“Volunteering to help with accessioning objects in the stores at the Museum has been very interesting. I have come across many unusual, interesting, rare, weird and wonderful objects.
It has been like opening Pandora’s Box, to find out what’s inside each one. I have come across objects from all corners of the earth. The collection surprises and intrigues me, and I’ve wondered how the objects have made it to this Museum in the centre of England, miles away from where they belonged.
Every week I come to the stores and pick a box off the shelf and wonder what I will find. My latest find has been of great interest, as it has been a collection given to the Museum by the brother of a local man, Reginald Rowley.
Reginald Rowley wrote an account of his time during the war. He was a young man at the start of the Second World War, and joined the Territorial Army. As soon as war broke out he became a regular soldier and was sent to France, and then to Belgium to fight. It was here he was captured and sent to a Prisoner of War camp in Germany. He had many photos taken in the camp, showing boxing tournaments and plays put on by the prisoners to entertain themselves. The collection contains letters between Reginald and his cousin Doreen who was back in Nuneaton. Reginald wrote in a diary a full account of the march the Germans took them on over several days as the Allies were approaching towards the end of the war.
Reginald was interested in local history and writing, and in particular he had a great interest in the Stanley family, writing many articles and collecting photos and memorabilia.
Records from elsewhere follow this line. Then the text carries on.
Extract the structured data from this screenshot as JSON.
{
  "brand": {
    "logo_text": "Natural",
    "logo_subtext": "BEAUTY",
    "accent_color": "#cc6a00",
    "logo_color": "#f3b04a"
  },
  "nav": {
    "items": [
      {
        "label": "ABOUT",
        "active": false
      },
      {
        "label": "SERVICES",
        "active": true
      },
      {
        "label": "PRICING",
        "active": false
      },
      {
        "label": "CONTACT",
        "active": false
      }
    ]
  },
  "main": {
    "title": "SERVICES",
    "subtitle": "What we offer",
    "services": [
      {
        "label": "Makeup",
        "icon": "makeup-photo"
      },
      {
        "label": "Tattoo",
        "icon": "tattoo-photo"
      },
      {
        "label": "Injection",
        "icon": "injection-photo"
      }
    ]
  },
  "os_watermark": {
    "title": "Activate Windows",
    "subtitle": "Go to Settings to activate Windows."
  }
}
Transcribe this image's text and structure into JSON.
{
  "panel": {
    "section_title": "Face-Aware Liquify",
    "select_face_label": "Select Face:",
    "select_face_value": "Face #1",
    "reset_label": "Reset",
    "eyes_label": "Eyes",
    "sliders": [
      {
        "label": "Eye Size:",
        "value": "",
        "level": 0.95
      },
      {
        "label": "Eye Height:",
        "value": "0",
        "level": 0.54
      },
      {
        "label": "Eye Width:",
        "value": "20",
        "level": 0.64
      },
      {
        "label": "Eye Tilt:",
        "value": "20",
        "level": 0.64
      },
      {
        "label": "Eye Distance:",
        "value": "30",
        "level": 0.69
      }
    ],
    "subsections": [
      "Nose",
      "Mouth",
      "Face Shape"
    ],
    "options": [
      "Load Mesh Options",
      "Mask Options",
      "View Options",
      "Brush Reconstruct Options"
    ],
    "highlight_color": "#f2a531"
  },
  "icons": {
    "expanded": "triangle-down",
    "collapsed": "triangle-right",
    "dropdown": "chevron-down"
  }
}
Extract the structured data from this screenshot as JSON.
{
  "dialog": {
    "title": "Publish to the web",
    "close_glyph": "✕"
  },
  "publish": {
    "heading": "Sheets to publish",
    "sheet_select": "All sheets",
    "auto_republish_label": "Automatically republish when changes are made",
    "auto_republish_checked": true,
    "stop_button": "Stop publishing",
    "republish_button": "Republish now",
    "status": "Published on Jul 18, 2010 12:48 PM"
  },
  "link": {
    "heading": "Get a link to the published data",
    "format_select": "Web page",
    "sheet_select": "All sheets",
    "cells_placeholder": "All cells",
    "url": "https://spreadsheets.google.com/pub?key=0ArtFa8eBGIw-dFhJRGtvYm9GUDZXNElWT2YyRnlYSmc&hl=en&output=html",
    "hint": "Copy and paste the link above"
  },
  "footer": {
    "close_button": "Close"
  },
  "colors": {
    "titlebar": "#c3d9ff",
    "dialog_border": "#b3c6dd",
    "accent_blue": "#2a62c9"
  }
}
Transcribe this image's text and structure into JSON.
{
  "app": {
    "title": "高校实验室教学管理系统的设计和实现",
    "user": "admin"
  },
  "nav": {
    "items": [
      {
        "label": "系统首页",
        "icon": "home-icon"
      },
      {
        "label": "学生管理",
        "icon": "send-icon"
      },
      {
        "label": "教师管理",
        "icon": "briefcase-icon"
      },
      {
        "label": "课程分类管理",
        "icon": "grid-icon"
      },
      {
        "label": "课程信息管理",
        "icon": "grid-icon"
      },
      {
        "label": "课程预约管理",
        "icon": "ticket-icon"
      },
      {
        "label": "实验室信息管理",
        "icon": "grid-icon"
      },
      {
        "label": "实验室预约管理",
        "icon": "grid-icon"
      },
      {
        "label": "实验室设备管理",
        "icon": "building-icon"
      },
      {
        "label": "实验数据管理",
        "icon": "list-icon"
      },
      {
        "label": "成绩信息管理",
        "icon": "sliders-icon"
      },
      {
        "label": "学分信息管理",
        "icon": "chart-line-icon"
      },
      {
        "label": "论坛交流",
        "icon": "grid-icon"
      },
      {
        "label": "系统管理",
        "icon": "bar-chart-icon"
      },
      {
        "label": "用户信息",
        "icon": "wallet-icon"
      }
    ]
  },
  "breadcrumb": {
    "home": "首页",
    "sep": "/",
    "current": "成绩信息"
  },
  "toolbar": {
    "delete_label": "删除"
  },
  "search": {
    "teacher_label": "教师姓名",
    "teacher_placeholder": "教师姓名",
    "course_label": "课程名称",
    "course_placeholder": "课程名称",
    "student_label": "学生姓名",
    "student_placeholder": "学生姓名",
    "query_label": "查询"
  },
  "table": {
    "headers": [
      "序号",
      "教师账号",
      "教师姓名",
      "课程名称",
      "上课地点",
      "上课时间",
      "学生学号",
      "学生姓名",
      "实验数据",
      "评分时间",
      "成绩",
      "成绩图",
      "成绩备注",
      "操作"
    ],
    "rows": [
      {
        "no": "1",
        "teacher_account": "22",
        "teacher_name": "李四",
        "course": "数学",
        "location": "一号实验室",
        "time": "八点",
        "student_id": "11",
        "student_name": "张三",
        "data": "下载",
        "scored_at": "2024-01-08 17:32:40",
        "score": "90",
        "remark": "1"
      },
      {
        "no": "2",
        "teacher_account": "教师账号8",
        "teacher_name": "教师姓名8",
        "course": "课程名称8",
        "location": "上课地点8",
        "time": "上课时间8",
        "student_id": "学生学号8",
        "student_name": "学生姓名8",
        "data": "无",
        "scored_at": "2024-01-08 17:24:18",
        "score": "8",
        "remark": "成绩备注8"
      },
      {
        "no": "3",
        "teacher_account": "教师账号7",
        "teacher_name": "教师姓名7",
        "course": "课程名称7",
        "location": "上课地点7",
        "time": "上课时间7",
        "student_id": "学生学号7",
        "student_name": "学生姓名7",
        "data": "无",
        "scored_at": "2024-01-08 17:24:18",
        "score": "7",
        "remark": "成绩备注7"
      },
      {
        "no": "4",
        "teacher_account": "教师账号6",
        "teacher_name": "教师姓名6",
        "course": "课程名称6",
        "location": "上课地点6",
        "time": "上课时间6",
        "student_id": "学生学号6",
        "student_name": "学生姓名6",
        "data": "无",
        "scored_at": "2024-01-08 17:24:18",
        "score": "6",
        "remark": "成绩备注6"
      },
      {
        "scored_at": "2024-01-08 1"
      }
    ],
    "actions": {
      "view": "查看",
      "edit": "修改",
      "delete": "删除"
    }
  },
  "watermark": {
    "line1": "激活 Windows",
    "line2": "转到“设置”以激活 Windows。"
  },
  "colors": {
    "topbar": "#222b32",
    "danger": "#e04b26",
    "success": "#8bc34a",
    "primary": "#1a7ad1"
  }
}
One item was a plate (see photograph above) with an image of a woman in the centre, which after a bit of research I discovered to be Maria Octavie Stanley, Reginald Stanley’s wife.”